Elmira Jafari is a guest producer with CCTV America in Washington, D.C. She occasionally blogs about Iran and Iranian culture.
Leap over the fire! Leap over the fire!” my dad used to scream to all the children who were standing patiently in line for their turn. Some were scared. Some were excited. Sometimes you had the adults, who would try to show-off by jumping highest over the fire.
They’d been waiting all year for this sunset to begin the Chahar Shanbeh Suri (Festival of Light) celebration. This would happen on the last Tuesday night of the Persian calendar every year, as it had for centuries to keep the Persian New Year celebration alive.
Adults ate dried nuts and Ash Reshteh (a traditional Iranian noodle soup) as they huddled by the flames of fire pits singing, “my yellowness belongs to you, your redness belongs to me,” a metaphor referring to sweeping away sickness and evil from the past year and bringing health and prosperity to start the new one.
Photos Full Screen: Celebrating the Persian New Year
Just like other children in Iran, I celebrated the fun of fire and yummy food as a herald of spring.
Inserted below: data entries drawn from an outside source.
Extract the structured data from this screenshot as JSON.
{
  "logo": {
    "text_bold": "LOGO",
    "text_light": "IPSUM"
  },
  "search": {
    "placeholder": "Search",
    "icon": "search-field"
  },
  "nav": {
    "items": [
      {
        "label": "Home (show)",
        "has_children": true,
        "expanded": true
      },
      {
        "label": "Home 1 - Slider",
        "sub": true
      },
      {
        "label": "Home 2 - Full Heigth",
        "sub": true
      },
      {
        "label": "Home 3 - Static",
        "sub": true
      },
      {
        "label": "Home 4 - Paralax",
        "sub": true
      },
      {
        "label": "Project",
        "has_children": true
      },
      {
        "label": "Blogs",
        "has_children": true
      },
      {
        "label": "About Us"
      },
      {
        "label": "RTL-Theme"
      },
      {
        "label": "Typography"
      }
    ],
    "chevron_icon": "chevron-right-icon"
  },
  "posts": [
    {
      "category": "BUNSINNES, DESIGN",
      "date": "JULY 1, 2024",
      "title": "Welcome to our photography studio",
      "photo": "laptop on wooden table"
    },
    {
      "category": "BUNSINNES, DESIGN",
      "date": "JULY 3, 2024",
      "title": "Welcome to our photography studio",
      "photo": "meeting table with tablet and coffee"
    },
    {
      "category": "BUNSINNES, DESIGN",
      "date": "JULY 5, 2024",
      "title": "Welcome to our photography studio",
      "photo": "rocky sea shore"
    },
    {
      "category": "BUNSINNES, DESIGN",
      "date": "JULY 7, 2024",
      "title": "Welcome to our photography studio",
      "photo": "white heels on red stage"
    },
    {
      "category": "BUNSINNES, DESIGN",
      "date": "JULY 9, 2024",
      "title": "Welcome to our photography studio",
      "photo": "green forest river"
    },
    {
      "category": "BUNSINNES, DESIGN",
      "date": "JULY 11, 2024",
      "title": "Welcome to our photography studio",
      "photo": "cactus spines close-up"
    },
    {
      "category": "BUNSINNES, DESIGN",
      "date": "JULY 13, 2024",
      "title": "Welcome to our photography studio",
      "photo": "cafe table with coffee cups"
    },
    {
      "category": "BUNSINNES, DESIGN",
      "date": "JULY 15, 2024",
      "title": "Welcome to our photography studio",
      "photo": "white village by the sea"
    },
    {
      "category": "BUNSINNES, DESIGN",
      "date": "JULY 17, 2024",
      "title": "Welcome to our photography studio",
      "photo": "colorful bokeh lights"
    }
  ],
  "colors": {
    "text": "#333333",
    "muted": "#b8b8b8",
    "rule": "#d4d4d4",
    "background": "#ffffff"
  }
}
But the importance of this unique celebration took on a deeper meaning as I got older, especially when I began to celebrate it outside of Iran.
As many Persians would argue, this is a time to surround yourself with your culture, to speak the language, enjoy the traditional foods, and be around your people.
Chahar Shanbeh Suri is the pre-celebration of the Persian New Year, called Norooz, meaning “a new day.” It has been celebrated for around 3,000 years and is still observed in Iran and in other nations. In fact, it has become so widespread that in 2010, the U.N. General Assembly recognized the International Day of Norooz. Canadian parliament also added Norooz to its national calendar in 2009.
So, what does this holiday really look like? Here’s the breakdown:
The Norooz celebration coincides with the spring equinox, which is generally on or around March 21. This is the time when sunlight is evenly divided between the northern and southern hemispheres. Iranians start the celebration of Norooz at the exact point spring arrives. So, this could be midnight, 3:00 p.m. or 5:00 a.m. This exact moment is important because Persians believe whatever you’re doing at that point in time will determine your luck in the following year.
Now, let’s talk about the fun stuff.
Growing up in an Iranian household, you become a pro in setting up your haft-seen table. It’s such a huge part of the culture that parents start teaching their children it right along with their A-B-C’s. Haft-seen means “seven S’s” and refers to a traditional table setting that includes seven items that all start with the letter S. Each represents an important symbol of life and a message of spring.
- Sabzeh (wheat sprout) is a symbol of rebirth.
- Sib (apple) represents beauty and health.
- Sir (garlic) is a symbol of medicine.
- Serke (vinegar) represents age and patience.
- Somagh (an ancient spice) is the color of sunrise.
- Senjed (dried fruit) and samano (an ancient pudding) bring love and affluence to the table.
Persians spend the last couple weeks of the year decorating their haft-seens with much care, attention, and love. The details have to be simply perfect otherwise it won’t be complete. In order to make the setting more beautiful and poetic, they add a mirror, hyacinth flowers, a bowl of goldfish, and a book of poetry by Hafiz, a Sufi poet. It’s like having a glimpse of spring in your house.
And now the best part, the food! Sabzi polo Mahi is traditionally served on the night before the New Year. It’s a dish of rice cooked with fresh herbs and served with smoked and fried fresh fish. Koukou Sabzi, a vegetable patty, is a mixture of fresh herbs mixed with eggs, turmeric, salt and pepper cooked to perfection. Iranians take pride in preparing this dish every year. This is the time for all family members to come together, eat, laugh and enjoy a piece of delicious culture.
The Norooz celebration lasts 13 days. The 13th day is called Sizdah Bedar, which means to get rid of the number 13. Iranians believe that this day will bring bad luck and in order to avoid it, they go out to picnic, eat Ash Reshteh and skewered kebobs. They take the Sabzeh from their haft-seen and throw it into running water, a gesture that shows life goes on with its good and bad.
The Persian New Year is a symbol of love, peace, and new beginnings — a message that every Iranian tries to remember and carry out throughout the year.
So from one Persian to all, Norooz -e-tan moubarak! (Happy New Year!)